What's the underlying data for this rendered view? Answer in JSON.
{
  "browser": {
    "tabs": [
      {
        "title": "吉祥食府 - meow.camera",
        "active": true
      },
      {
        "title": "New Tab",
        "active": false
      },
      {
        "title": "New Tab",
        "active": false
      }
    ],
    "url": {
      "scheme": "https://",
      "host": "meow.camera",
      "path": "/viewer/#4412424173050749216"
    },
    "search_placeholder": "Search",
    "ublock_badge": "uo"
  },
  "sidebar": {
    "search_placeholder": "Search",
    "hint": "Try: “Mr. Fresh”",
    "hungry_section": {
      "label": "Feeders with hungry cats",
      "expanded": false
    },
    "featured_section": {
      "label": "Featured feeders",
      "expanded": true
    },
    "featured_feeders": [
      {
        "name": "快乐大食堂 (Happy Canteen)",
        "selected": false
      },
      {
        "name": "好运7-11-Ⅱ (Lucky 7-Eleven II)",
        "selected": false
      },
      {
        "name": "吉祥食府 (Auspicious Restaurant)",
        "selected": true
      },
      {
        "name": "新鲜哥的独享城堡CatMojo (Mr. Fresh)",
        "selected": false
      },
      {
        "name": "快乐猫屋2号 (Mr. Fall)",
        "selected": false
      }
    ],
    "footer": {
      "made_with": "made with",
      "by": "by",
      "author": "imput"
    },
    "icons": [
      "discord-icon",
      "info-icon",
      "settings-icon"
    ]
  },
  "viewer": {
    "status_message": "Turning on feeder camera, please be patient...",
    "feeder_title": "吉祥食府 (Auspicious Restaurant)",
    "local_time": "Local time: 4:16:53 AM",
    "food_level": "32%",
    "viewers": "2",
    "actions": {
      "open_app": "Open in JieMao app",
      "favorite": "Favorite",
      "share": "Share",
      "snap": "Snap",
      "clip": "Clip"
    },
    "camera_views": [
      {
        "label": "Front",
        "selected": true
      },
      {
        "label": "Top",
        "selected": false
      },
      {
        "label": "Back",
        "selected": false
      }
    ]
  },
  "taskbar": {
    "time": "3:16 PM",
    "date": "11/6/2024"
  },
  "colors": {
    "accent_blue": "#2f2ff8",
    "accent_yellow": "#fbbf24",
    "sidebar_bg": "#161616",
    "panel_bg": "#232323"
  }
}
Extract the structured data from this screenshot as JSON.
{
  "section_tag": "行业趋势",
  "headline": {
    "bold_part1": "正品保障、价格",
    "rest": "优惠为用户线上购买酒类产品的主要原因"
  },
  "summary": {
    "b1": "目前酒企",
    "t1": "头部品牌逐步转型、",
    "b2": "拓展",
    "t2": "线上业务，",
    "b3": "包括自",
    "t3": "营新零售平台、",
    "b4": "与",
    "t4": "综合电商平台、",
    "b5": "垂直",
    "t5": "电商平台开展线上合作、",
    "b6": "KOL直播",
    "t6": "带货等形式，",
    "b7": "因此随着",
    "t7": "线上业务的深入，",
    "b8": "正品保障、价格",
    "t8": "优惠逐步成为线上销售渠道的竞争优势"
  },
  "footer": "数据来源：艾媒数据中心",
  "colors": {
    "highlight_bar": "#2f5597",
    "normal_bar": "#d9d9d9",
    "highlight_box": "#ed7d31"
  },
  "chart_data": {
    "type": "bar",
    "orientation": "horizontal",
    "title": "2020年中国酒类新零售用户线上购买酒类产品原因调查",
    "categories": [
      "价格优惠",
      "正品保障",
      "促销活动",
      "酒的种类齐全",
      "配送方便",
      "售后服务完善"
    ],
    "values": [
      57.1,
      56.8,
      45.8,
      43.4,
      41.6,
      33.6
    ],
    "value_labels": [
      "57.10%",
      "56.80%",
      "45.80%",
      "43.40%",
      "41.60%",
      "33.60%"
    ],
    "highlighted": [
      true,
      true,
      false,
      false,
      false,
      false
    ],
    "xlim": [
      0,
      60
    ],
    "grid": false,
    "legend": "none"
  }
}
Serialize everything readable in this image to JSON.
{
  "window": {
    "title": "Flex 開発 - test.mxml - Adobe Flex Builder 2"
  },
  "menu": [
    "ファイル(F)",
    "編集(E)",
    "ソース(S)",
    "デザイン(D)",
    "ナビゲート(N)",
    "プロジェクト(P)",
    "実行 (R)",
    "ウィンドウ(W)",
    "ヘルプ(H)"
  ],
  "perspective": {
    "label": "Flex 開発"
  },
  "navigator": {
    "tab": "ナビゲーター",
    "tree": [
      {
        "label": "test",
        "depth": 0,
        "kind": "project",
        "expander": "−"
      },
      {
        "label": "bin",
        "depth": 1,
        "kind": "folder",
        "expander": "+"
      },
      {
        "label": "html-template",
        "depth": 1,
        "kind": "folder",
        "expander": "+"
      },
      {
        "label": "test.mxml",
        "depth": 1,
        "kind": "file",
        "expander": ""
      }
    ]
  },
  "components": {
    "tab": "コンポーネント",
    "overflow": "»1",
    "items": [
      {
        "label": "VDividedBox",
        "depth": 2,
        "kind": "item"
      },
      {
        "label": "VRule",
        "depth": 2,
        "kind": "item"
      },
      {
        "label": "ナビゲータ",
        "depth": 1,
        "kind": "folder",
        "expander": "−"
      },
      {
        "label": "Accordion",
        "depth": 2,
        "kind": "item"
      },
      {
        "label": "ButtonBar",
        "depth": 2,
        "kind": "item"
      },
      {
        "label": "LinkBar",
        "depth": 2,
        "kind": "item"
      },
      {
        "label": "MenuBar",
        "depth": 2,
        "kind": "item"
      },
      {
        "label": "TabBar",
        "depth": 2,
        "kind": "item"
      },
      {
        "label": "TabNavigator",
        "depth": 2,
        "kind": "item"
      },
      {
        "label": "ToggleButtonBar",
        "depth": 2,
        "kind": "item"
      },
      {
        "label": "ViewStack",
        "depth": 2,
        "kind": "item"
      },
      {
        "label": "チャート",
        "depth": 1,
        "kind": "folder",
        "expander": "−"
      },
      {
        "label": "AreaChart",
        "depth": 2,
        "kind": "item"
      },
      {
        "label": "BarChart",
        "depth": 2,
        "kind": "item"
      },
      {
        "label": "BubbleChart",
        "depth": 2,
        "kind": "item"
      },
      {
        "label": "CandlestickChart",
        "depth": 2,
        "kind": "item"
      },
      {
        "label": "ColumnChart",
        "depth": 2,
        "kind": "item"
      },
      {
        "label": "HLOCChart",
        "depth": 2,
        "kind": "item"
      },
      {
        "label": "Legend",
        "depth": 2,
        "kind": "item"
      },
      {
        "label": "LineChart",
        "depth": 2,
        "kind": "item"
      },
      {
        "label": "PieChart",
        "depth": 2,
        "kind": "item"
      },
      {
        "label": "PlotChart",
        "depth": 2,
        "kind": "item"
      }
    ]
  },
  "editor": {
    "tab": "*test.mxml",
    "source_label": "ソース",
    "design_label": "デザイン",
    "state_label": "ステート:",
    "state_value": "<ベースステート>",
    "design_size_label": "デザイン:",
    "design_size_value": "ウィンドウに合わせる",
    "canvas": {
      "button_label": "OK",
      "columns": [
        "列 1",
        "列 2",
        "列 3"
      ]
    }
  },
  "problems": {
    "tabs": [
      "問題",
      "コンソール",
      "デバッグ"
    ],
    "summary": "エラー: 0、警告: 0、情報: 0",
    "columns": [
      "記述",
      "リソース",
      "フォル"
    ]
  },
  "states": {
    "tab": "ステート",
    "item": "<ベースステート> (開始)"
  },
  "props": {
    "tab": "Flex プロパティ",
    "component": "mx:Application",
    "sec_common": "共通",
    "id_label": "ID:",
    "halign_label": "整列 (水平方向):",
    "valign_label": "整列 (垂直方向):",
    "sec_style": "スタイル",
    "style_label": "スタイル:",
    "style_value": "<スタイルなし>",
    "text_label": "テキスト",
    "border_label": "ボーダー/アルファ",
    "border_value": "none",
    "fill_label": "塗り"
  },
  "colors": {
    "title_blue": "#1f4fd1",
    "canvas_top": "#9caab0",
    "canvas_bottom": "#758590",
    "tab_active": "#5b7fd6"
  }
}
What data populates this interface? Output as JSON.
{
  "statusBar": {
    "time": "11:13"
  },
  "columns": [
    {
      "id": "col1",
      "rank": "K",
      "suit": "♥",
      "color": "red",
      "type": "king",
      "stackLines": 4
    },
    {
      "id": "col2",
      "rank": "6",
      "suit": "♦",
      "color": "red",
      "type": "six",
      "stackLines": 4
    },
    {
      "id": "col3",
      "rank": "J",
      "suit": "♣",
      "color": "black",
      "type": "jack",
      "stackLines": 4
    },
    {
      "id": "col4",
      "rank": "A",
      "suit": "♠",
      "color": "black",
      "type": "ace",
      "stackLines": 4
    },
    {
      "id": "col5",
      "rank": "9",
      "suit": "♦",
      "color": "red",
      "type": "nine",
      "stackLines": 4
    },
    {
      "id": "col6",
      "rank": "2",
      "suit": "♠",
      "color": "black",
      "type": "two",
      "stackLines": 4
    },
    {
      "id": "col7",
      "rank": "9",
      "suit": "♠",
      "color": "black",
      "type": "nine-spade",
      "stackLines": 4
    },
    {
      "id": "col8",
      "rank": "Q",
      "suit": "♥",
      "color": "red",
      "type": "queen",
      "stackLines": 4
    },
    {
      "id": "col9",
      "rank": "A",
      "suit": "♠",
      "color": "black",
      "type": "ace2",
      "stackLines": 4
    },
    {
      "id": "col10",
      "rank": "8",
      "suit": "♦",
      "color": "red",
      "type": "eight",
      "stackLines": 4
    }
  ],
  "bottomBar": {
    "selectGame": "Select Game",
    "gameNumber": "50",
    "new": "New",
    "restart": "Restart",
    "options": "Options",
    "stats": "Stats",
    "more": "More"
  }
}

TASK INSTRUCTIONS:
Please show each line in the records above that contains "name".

WRITTEN ANSWER:
        "name": "快乐大食堂 (Happy Canteen)",
        "name": "好运7-11-Ⅱ (Lucky 7-Eleven II)",
        "name": "吉祥食府 (Auspicious Restaurant)",
        "name": "新鲜哥的独享城堡CatMojo (Mr. Fresh)",
        "name": "快乐猫屋2号 (Mr. Fall)",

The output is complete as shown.